(Beginning of DATA EXTRACTS)
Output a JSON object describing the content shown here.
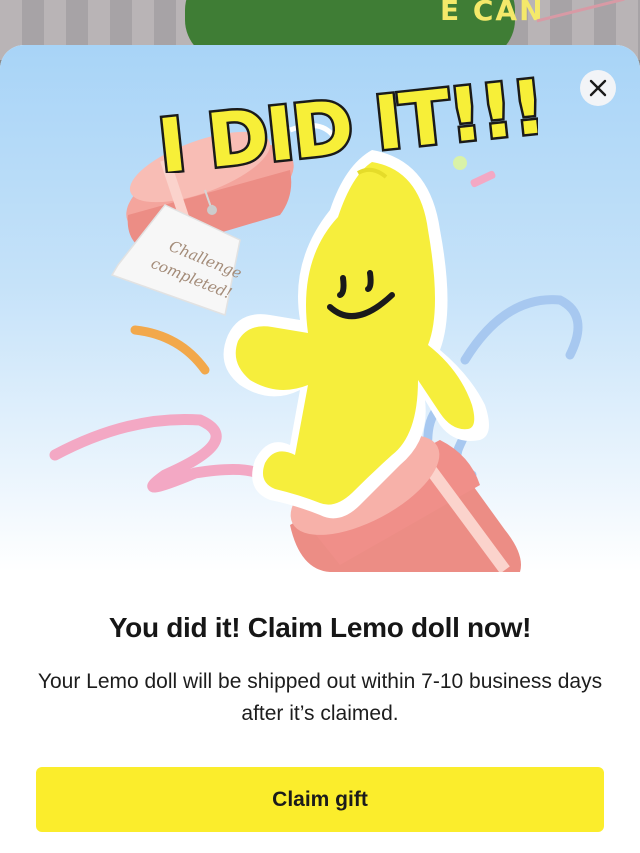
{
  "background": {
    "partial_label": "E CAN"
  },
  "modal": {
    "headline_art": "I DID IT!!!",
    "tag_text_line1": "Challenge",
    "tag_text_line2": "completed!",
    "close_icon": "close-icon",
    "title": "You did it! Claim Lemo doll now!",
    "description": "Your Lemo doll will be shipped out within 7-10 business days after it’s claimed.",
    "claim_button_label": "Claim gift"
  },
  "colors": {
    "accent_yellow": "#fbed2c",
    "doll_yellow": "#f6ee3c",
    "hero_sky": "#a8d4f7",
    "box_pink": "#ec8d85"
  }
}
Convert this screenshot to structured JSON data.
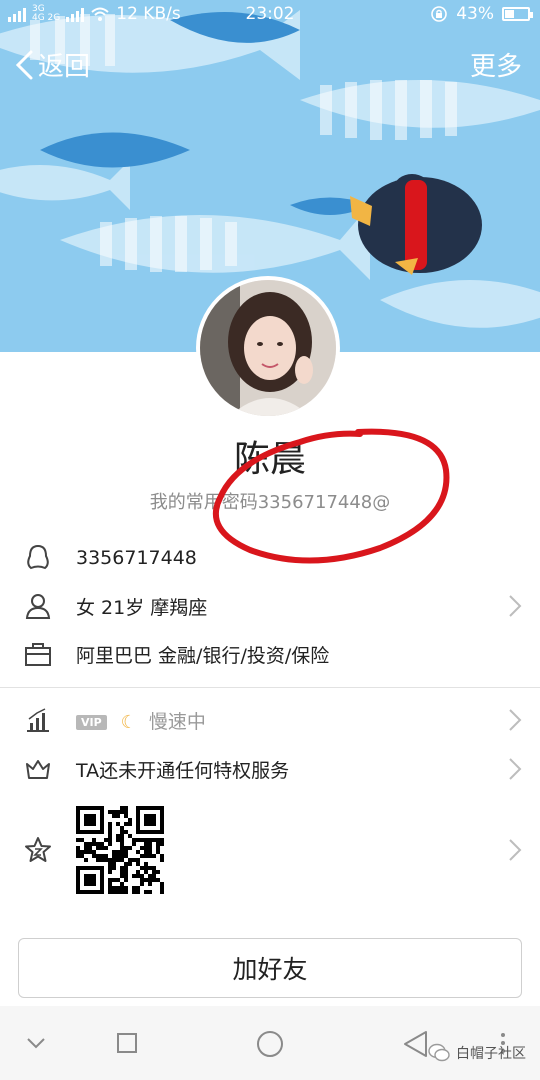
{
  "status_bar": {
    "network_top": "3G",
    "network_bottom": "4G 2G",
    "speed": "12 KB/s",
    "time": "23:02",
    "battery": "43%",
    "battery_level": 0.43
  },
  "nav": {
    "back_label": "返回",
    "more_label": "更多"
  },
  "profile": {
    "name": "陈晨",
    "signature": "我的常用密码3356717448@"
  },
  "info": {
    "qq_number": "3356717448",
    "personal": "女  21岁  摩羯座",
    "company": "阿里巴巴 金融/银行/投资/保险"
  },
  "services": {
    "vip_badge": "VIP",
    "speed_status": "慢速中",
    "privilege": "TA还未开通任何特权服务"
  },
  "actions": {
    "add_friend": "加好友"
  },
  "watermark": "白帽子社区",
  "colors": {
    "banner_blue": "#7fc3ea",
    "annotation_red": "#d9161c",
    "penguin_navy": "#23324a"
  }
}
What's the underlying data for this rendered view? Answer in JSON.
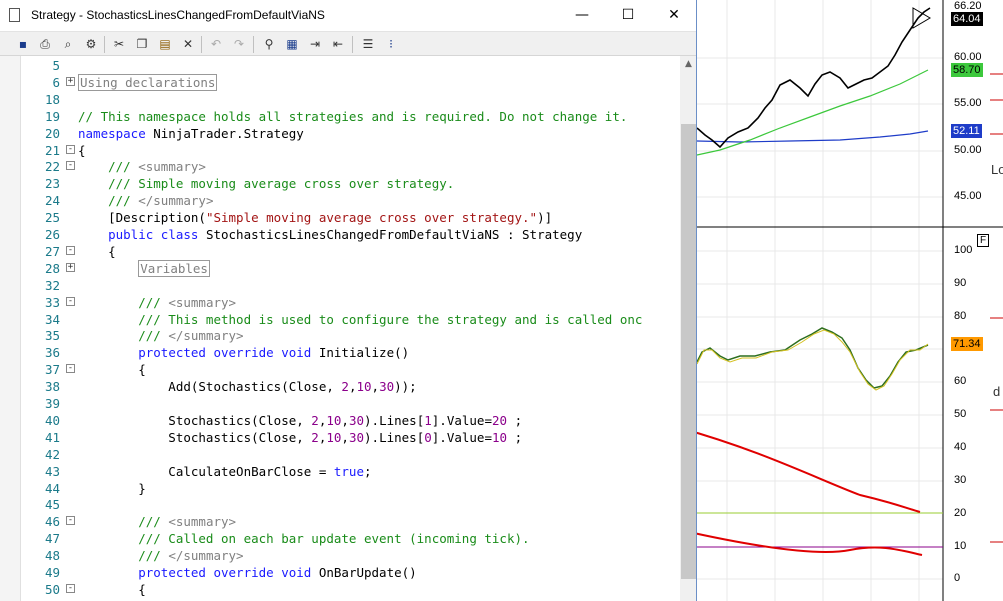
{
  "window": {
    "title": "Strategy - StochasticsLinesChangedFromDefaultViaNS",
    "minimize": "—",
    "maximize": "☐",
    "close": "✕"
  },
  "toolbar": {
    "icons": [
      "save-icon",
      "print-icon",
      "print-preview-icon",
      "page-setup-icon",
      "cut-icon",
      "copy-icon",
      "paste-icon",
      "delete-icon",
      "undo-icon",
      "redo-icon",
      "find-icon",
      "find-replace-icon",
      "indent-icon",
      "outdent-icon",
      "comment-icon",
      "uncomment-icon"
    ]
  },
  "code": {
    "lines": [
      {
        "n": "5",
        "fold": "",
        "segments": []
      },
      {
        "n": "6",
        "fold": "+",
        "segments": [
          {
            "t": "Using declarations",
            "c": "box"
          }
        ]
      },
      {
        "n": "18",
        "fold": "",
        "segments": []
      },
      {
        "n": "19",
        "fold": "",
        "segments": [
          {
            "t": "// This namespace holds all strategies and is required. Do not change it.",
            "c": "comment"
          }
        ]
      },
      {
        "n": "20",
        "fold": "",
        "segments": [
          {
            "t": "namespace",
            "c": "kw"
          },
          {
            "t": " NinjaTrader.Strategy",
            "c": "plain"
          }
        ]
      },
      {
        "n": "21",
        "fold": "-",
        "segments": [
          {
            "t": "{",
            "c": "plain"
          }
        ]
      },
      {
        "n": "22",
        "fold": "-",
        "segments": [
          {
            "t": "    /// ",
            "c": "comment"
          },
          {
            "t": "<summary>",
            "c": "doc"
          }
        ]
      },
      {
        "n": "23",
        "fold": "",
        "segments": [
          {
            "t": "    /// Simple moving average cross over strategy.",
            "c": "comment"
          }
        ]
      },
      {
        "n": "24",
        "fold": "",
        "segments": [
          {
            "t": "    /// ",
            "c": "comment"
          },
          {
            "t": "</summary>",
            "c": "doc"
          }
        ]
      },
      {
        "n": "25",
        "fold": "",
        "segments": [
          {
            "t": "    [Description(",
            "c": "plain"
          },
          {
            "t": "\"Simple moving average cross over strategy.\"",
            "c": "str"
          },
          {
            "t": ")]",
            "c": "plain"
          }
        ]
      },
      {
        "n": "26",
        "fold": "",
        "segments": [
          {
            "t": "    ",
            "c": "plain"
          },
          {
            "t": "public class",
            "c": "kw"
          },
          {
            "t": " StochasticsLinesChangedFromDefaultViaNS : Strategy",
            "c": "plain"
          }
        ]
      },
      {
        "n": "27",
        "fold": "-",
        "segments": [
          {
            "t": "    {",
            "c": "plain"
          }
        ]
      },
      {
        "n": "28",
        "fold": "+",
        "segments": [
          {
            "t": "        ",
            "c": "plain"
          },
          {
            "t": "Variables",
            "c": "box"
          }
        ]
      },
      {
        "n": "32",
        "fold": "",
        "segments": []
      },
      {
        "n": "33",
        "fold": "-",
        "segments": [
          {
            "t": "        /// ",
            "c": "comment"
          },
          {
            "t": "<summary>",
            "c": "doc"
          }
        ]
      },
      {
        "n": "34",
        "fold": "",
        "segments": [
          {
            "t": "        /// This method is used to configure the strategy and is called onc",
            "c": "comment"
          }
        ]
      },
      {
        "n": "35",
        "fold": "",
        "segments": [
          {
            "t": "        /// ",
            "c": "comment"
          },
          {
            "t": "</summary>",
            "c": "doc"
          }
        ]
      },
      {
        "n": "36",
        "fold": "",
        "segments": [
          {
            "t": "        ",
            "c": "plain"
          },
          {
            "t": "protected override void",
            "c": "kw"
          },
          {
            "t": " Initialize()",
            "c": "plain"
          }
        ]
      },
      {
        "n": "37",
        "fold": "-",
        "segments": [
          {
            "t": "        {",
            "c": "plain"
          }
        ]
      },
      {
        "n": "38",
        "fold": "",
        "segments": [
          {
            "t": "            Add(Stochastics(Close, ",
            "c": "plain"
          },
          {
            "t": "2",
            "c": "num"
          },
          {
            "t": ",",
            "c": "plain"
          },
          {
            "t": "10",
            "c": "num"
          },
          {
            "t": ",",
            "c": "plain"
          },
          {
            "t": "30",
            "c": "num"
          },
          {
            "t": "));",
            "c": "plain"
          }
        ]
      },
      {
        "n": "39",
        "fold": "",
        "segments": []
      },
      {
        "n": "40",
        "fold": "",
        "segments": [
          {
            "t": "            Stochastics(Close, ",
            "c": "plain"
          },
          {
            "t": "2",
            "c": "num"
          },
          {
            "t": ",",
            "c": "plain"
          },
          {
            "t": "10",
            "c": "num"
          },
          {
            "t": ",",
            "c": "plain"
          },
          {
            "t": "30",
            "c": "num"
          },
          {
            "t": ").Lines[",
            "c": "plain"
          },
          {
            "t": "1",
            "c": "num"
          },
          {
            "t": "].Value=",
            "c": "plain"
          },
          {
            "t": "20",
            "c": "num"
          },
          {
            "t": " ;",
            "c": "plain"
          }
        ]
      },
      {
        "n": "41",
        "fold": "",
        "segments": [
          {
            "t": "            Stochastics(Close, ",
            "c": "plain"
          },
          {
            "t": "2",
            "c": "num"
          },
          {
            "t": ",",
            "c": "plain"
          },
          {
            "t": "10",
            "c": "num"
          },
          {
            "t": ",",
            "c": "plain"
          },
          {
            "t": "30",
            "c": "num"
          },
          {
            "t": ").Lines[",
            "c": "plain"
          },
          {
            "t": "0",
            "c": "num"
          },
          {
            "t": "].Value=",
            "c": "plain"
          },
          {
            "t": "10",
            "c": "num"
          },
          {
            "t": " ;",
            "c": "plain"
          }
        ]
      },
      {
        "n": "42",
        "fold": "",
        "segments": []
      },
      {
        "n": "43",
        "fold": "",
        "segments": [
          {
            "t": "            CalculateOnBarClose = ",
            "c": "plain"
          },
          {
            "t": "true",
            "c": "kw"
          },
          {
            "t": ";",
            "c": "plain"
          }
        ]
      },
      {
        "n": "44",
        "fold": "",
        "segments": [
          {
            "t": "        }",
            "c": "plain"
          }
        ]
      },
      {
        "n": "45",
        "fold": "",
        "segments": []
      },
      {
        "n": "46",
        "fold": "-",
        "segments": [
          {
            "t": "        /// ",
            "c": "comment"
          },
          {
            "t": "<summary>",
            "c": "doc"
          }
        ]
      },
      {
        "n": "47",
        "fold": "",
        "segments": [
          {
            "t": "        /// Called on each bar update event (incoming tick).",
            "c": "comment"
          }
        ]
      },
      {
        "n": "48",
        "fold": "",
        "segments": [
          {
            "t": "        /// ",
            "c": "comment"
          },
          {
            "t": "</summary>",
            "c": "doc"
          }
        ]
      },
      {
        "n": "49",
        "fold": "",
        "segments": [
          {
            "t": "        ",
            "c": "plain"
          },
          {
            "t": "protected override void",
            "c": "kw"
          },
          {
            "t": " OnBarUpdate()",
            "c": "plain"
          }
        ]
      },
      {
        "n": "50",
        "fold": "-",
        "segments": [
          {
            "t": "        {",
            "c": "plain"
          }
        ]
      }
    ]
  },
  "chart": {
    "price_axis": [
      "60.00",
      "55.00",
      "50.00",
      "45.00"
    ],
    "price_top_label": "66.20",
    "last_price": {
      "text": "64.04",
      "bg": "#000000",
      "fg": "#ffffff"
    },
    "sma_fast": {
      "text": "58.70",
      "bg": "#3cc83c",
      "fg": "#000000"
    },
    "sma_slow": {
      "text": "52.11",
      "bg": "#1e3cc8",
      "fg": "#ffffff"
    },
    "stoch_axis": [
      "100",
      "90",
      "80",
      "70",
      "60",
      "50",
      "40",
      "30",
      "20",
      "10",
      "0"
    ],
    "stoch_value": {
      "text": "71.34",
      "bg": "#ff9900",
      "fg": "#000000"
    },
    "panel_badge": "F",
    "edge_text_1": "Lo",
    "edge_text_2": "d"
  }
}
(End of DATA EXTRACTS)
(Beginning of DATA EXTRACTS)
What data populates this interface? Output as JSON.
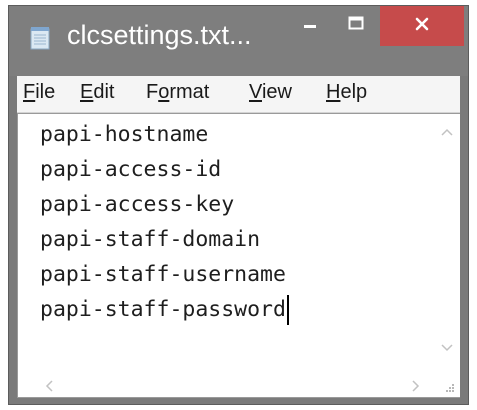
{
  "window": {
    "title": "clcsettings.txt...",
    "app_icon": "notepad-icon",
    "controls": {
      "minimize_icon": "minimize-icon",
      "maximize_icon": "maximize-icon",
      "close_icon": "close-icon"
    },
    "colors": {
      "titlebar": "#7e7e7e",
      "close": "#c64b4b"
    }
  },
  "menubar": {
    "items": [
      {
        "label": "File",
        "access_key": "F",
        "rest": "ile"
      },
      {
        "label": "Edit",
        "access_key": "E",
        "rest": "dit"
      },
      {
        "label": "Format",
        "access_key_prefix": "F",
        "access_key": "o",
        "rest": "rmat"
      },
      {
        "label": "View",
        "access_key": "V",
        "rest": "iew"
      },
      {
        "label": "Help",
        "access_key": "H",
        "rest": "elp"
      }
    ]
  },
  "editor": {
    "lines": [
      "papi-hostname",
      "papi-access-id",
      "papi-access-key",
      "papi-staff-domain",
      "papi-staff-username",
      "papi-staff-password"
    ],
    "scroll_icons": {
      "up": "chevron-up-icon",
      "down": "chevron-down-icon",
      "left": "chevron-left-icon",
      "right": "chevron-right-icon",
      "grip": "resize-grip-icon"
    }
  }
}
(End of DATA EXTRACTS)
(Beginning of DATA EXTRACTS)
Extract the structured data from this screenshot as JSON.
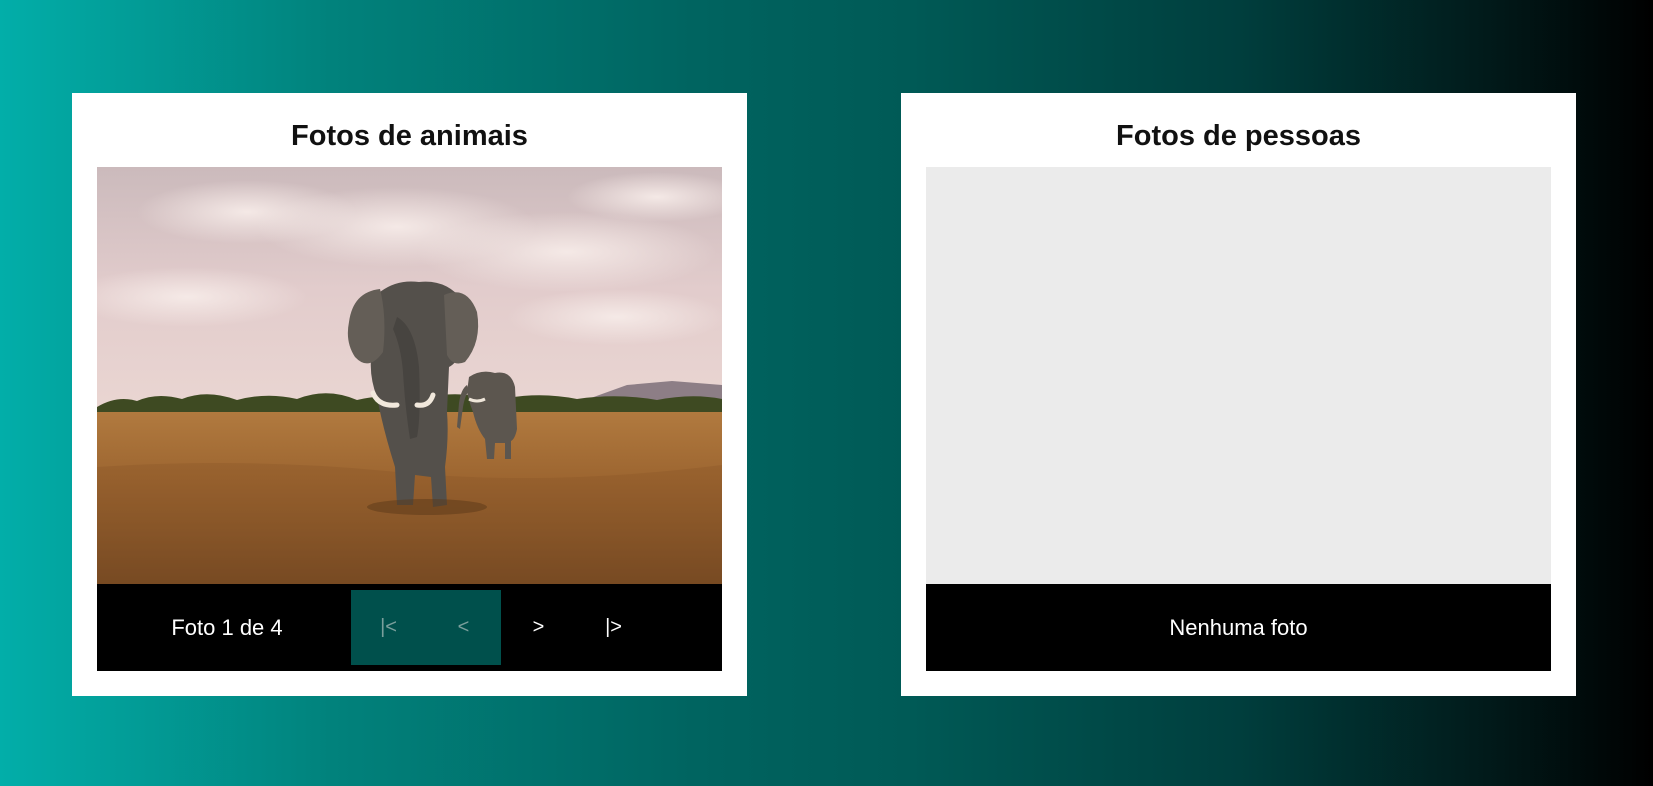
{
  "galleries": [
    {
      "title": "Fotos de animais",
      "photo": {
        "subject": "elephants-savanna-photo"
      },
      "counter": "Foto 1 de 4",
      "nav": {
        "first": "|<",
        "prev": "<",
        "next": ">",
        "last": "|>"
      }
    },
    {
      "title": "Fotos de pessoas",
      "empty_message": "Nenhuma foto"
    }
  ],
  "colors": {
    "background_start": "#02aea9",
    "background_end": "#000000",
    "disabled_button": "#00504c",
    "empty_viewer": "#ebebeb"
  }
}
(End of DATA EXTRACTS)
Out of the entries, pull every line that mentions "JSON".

Output a JSON object describing the content shown here.
Convert this screenshot to structured JSON data.
What's the underlying data for this rendered view? Answer in JSON.
What data populates this interface? Output as JSON.
Extract the structured data from this screenshot as JSON.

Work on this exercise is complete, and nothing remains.